A Middleware Unified Field Theory – Mike Gettes (MIT)
This is about Internet2’s COmanage.
We want inter-enterprise workgroup collaborations (or CO – Collaborative Organizations)
Identity, groups, federation, and applications.
Give control to community members – stop making people come to central IT.
Integrate with existing higher ed infrastructure.
Shib is federating technology. Group management.
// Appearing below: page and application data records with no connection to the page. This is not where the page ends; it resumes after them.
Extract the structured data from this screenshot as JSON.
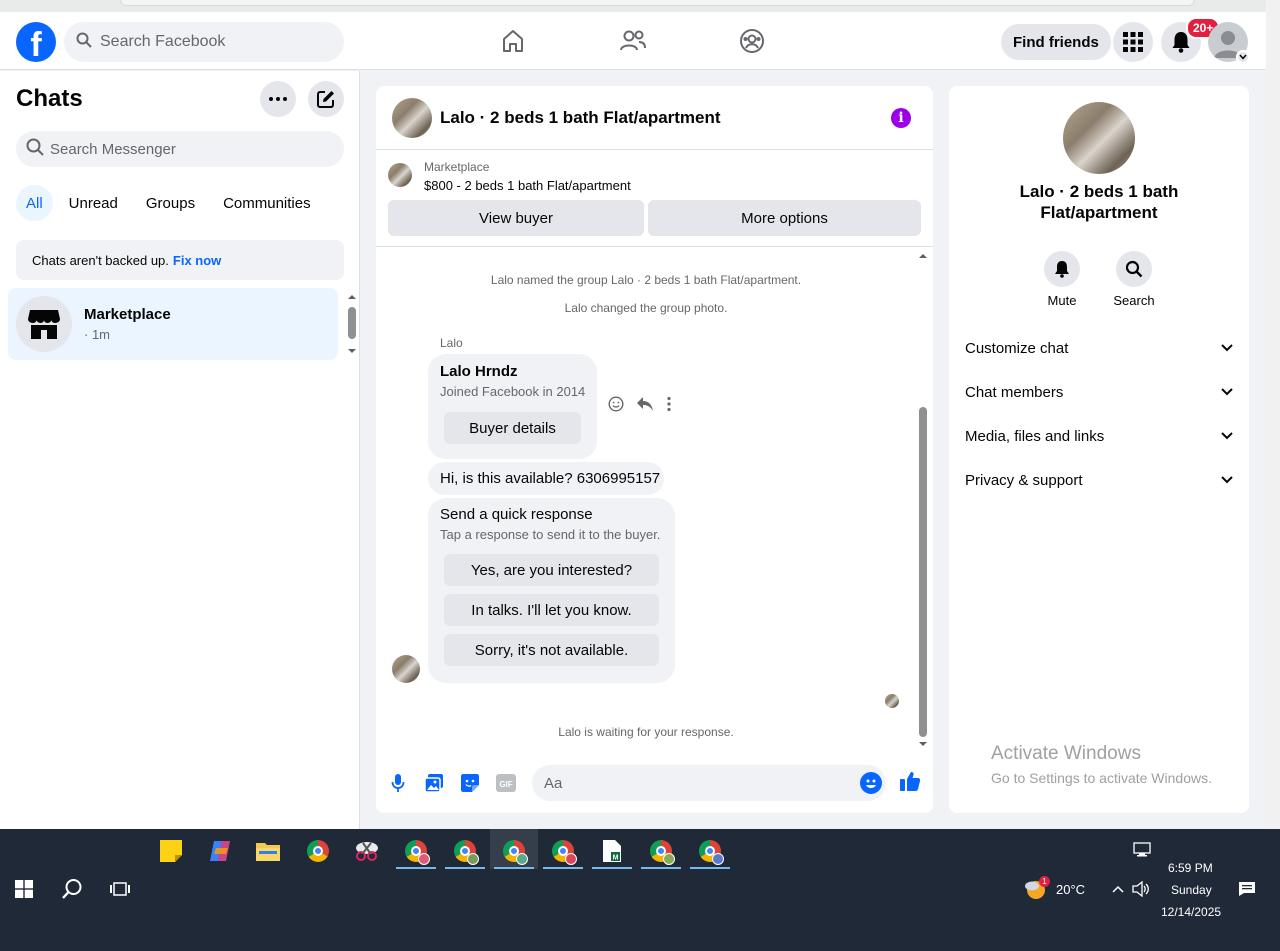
{
  "header": {
    "search_placeholder": "Search Facebook",
    "find_friends_label": "Find friends",
    "notification_count": "20+",
    "logo_letter": "f"
  },
  "sidebar": {
    "title": "Chats",
    "search_placeholder": "Search Messenger",
    "filters": [
      "All",
      "Unread",
      "Groups",
      "Communities"
    ],
    "backup_text": "Chats aren't backed up.",
    "backup_link": "Fix now",
    "chats": [
      {
        "name": "Marketplace",
        "time": "· 1m"
      }
    ]
  },
  "chat": {
    "title": "Lalo · 2 beds 1 bath Flat/apartment",
    "marketplace_label": "Marketplace",
    "listing_price_title": "$800 - 2 beds 1 bath Flat/apartment",
    "view_buyer_label": "View buyer",
    "more_options_label": "More options",
    "system_messages": [
      "Lalo named the group Lalo · 2 beds 1 bath Flat/apartment.",
      "Lalo changed the group photo."
    ],
    "sender_name": "Lalo",
    "profile_card": {
      "name": "Lalo Hrndz",
      "subtitle": "Joined Facebook in 2014",
      "button": "Buyer details"
    },
    "message_text": "Hi, is this available? 6306995157",
    "quick_response": {
      "title": "Send a quick response",
      "subtitle": "Tap a response to send it to the buyer.",
      "options": [
        "Yes, are you interested?",
        "In talks. I'll let you know.",
        "Sorry, it's not available."
      ]
    },
    "waiting_text": "Lalo is waiting for your response.",
    "composer_placeholder": "Aa",
    "gif_label": "GIF"
  },
  "info_panel": {
    "title": "Lalo · 2 beds 1 bath Flat/apartment",
    "actions": [
      {
        "label": "Mute",
        "icon": "bell-icon"
      },
      {
        "label": "Search",
        "icon": "search-icon"
      }
    ],
    "sections": [
      "Customize chat",
      "Chat members",
      "Media, files and links",
      "Privacy & support"
    ]
  },
  "watermark": {
    "line1": "Activate Windows",
    "line2": "Go to Settings to activate Windows."
  },
  "taskbar": {
    "temperature": "20°C",
    "weather_badge": "1",
    "time": "6:59 PM",
    "day": "Sunday",
    "date": "12/14/2025"
  },
  "colors": {
    "fb_blue": "#0866ff",
    "info_purple": "#9b00e8",
    "badge_red": "#e41e3f",
    "taskbar": "#202938"
  }
}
LDAP-PC publishes to LDAP, apps talk to LDAP.

Foodle – A federated Doodle.

Google Wave – Chris Hubing (Penn State)
Use cases: collaborative authoring of student documetns – teacher can play back wave and watch evolution of document; wavelets for discussion generation – hard to in google docs
Federation steup “like email” dns srv records; uses x.509 certs between wave servers; wave fed protocol is an extension of XMPP protocol.
Wave Fed prototype server – plugs into XEP-0114 Extension.
Wave providers right now or FedOne and Ruby on Sails (written by a high school student!)

Federation only works with wavesandbox.com – main google wave site doesn’t do federation yet
only trusts StartSSL certs – a little questionable on business practices
no web ui for fedone prototype server
if you use google apps for edu you need to disable chat service, because of name service collisions.

More on defining collaboration

Is it mere coincidence that all three of the comments on the Defining Collaboration post were from guys named Jim? I think not! Two of the comments wanted to stress that collaboration can (and often does) take place within the context of formal organizational structures and activities. That’s definitely a good point. I didn’t mean to … Continue reading “More on defining collaboration”

Is it mere coincidence that all three of the comments on the Defining Collaboration post were from guys named Jim? I think not!

Two of the comments wanted to stress that collaboration can (and often does) take place within the context of formal organizational structures and activities. That’s definitely a good point. I didn’t mean to imply in the definition that it didn’t. 
What I was trying to distinguish is the difference between the activity of collaboration, which I think of as being free flowing, creative, and non-deterministic, from a traditional command-and-control kind of activity, where someone in authority directs and coordinates the work of others and where repeatable processes are executed in well understood ways. 
The reason I want to make that distinction is that I think it’s at least likely that the two different kinds of work require, or at least can best benefit from, different kinds of tools. So while tools like traditional project management software, forms-processing, and workflow engines are good for the hierarchical structured kind of work, tools like wikis and group task lists are perhaps more useful for collaborative activities. 
I’ll have to think about how to make that clearer in the definition. Thanks, Jims!